Common causes of a weakened pelvic floor include pregnancy and childbirth, obesity, the straining of chronic constipation, and the strain of a chronic cough. Unfortunately, high impact and/or high load exercise can also cause damage to these structures. This will include repetitive heavy lifting, for work or leisure, and even a previous back injury can have an impact on pelvic floor function. Weakness of the pelvic floor muscles can mean the pelvic organs (bladder, bowel and in women, the uterus) are not well supported (which could lead to prolapse) and you may have trouble controlling the release of urine, faeces (poo) or flatus (wind).
What can people personally do to improve pelvic floor strength and continence in general?
The first thing is to seek treatment for any constipation or chronic coughing! Never strain on the toilet, ever. You should be able to feel a squeeze and lift of your pelvic floor muscles when you do it voluntarily – this is the same action as stopping yourself from doing a wee. It is not a squeeze of your buttocks, or of your tummy. You should be able to keep breathing normally, and your shoulders should be relaxed. You could sometimes – no more than once a day – try to stop the flow of urine when you are voiding to check that you are using the correct muscles. Once you have stopped the flow, relax and finish your void like usual, then practice squeezing and lifting again now that you have found the right muscular action! You don’t need to practice it on the toilet anymore. Try to progress to holding the squeeze for up to 10 seconds, repeat 10 times with a 10 second rest in between each squeeze. Also perform a series of short quick ‘pulses’, but also remember to relax fully after the series.
For those undergoing surgery or treatments that affect continence… when is the best time to seek professional help?
The best time to seek professional help for continence is as soon as you are aware you have an issue!

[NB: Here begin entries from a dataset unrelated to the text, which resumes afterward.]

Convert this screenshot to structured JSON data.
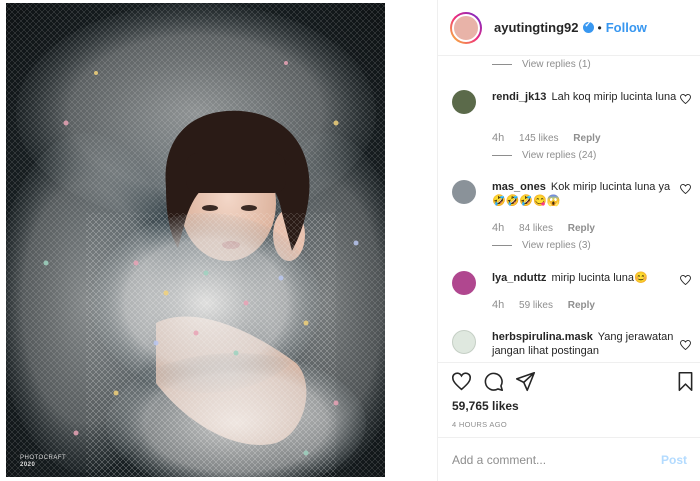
{
  "post": {
    "username": "ayutingting92",
    "follow_label": "Follow",
    "dot": "•",
    "watermark_line1": "PHOTOCRAFT",
    "watermark_year": "2020"
  },
  "comments": [
    {
      "view_replies": "View replies (1)"
    },
    {
      "user": "rendi_jk13",
      "text": "Lah koq mirip lucinta luna",
      "time": "4h",
      "likes": "145 likes",
      "reply": "Reply",
      "view_replies": "View replies (24)",
      "avatar_color": "#5b6a4a"
    },
    {
      "user": "mas_ones",
      "text": "Kok mirip lucinta luna ya🤣🤣🤣😋😱",
      "time": "4h",
      "likes": "84 likes",
      "reply": "Reply",
      "view_replies": "View replies (3)",
      "avatar_color": "#8a9299"
    },
    {
      "user": "lya_nduttz",
      "text": "mirip lucinta luna😊",
      "time": "4h",
      "likes": "59 likes",
      "reply": "Reply",
      "avatar_color": "#b0478f"
    },
    {
      "user": "herbspirulina.mask",
      "text": "Yang jerawatan jangan lihat postingan",
      "avatar_color": "#dfe8df"
    }
  ],
  "actions": {
    "likes": "59,765 likes",
    "time_ago": "4 HOURS AGO"
  },
  "add_comment": {
    "placeholder": "Add a comment...",
    "post_label": "Post"
  },
  "colors": {
    "accent": "#3897f0",
    "muted": "#8e8e8e",
    "text": "#262626"
  },
  "icons": [
    "heart-icon",
    "comment-icon",
    "share-icon",
    "bookmark-icon",
    "verified-badge-icon"
  ]
}
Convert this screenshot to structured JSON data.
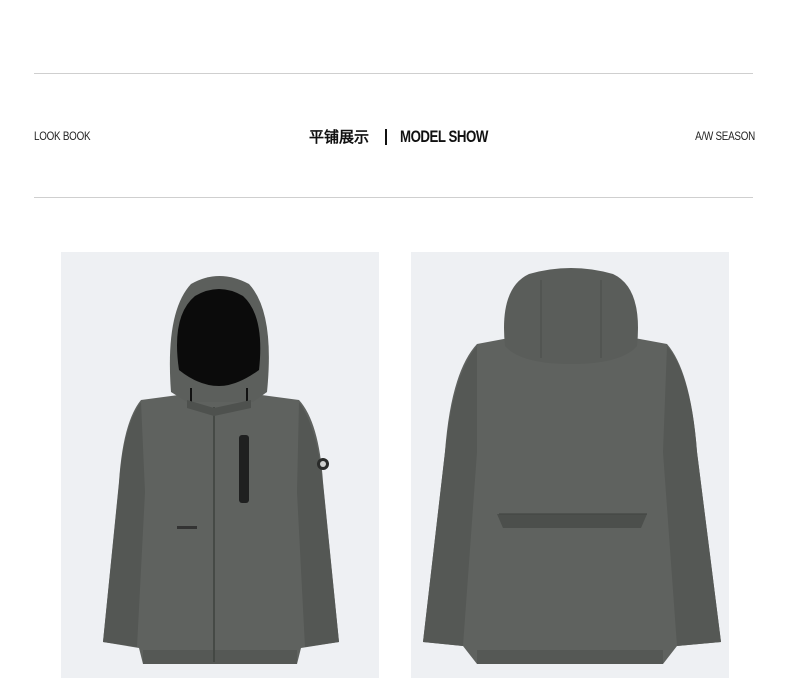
{
  "header": {
    "look_book": "LOOK BOOK",
    "title_cn": "平铺展示",
    "title_en": "MODEL SHOW",
    "season": "A/W SEASON"
  },
  "colors": {
    "jacket": "#5f625f",
    "jacket_shadow": "#4a4d4a",
    "panel_bg": "#eef0f3",
    "rule": "#cfcfcf"
  },
  "images": [
    {
      "name": "jacket-front-image",
      "alt": "hooded jacket front view"
    },
    {
      "name": "jacket-back-image",
      "alt": "hooded jacket back view"
    }
  ]
}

You should be able to feel a squeeze and lift of your pelvic floor – if you can’t, a conversation with a professional on the Continence Helpline would be a good place to start. They may recommend you seeing a continence nurse or Women’s Health Physio for an assessment. Certainly, if you experience any involuntary loss of urine, faeces or flatus, you should seek assessment and treatment from a professional. If you have any pelvic floor pain, you should see a Women’s Health Physio. You don’t need a referral – see the contacts at the bottom of the page.
For better quality of life outcomes… what is available or valuable to know to better manage pelvic floor weakness or incontinence?

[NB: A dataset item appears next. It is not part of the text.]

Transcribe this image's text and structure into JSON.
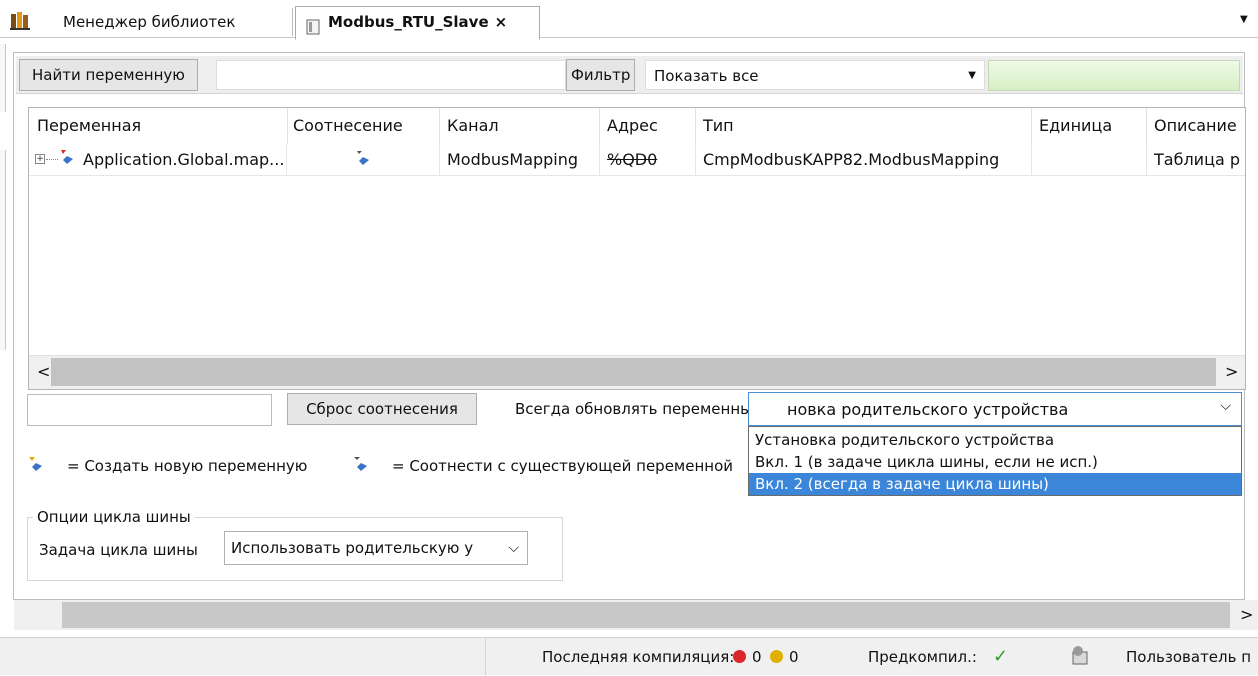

The Continence Foundation of Australia is a valuable resource. They have a very easy to navigate website www.continence.org.au that is worth exploring for far more information as well as a free helpline (1800 33 00 66) staffed 8am-8pm AEST, Monday to Friday. They can give you information on funding schemes, local professionals to be able to assess and treat you and can provide you with many different informative brochures free of charge. The Australian Physiotherapy Association also has a ‘Find a Physio’ function, where you can search by specialty (Continence and Women’s Health), State and location. www.physiotherapy.asn.au
What other message would you like to give in relation to this topic?

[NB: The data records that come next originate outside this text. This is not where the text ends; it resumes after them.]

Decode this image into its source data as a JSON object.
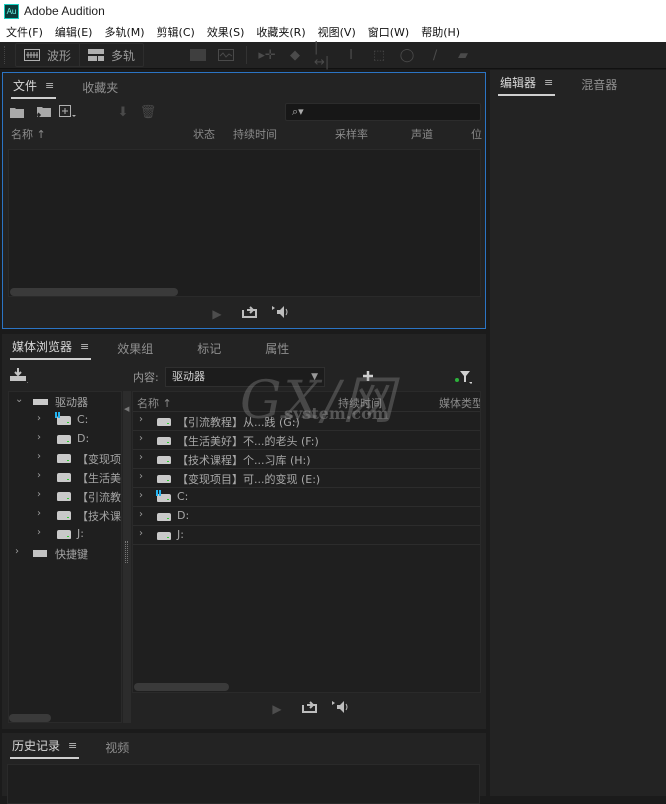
{
  "app": {
    "logo": "Au",
    "title": "Adobe Audition"
  },
  "menu": [
    "文件(F)",
    "编辑(E)",
    "多轨(M)",
    "剪辑(C)",
    "效果(S)",
    "收藏夹(R)",
    "视图(V)",
    "窗口(W)",
    "帮助(H)"
  ],
  "toolbar": {
    "modes": [
      {
        "label": "波形",
        "icon": "waveform-icon"
      },
      {
        "label": "多轨",
        "icon": "multitrack-icon"
      }
    ],
    "tools": [
      "spectral-frequency-icon",
      "spectral-pitch-icon",
      "move-tool-icon",
      "razor-tool-icon",
      "slip-tool-icon",
      "time-selection-icon",
      "marquee-icon",
      "lasso-icon",
      "brush-icon",
      "spot-healing-icon"
    ]
  },
  "files_panel": {
    "tabs": [
      {
        "label": "文件",
        "active": true
      },
      {
        "label": "收藏夹",
        "active": false
      }
    ],
    "menu_glyph": "≡",
    "search_glyph": "⌕▾",
    "columns": [
      "名称 ↑",
      "状态",
      "持续时间",
      "采样率",
      "声道",
      "位"
    ],
    "transport": {
      "play": "▶",
      "loop": "⮌",
      "autoplay": "◀)"
    }
  },
  "media_panel": {
    "tabs": [
      {
        "label": "媒体浏览器",
        "active": true
      },
      {
        "label": "效果组",
        "active": false
      },
      {
        "label": "标记",
        "active": false
      },
      {
        "label": "属性",
        "active": false
      }
    ],
    "content_label": "内容:",
    "content_value": "驱动器",
    "tree": {
      "root": "驱动器",
      "items": [
        "C:",
        "D:",
        "【变现项",
        "【生活美",
        "【引流教",
        "【技术课",
        "J:"
      ],
      "shortcuts": "快捷键"
    },
    "columns": [
      "名称 ↑",
      "持续时间",
      "媒体类型"
    ],
    "rows": [
      {
        "label": "【引流教程】从...践 (G:)",
        "windows": false
      },
      {
        "label": "【生活美好】不...的老头 (F:)",
        "windows": false
      },
      {
        "label": "【技术课程】个...习库 (H:)",
        "windows": false
      },
      {
        "label": "【变现项目】可...的变现 (E:)",
        "windows": false
      },
      {
        "label": "C:",
        "windows": true
      },
      {
        "label": "D:",
        "windows": false
      },
      {
        "label": "J:",
        "windows": false
      }
    ]
  },
  "history_panel": {
    "tabs": [
      {
        "label": "历史记录",
        "active": true
      },
      {
        "label": "视频",
        "active": false
      }
    ]
  },
  "editor_panel": {
    "tabs": [
      {
        "label": "编辑器",
        "active": true
      },
      {
        "label": "混音器",
        "active": false
      }
    ]
  },
  "watermark": {
    "big": "GX/网",
    "small": "system.com"
  },
  "colors": {
    "focus_border": "#2b74c4",
    "panel_bg": "#232323",
    "accent_win": "#23b3f0"
  }
}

The wonderful thing is, we can treat and improve quality of life for most people with continence issues by addressing strength and control of the muscles and often making a few behavioural changes – perhaps with toileting, perhaps with exercise, perhaps with the amount of water you drink! Many pelvic floor disorders – continence, pain, prolapse, constipation – can be treated without medication or surgery and can improve at any age. Please contact the Continence Foundation or myself for more information.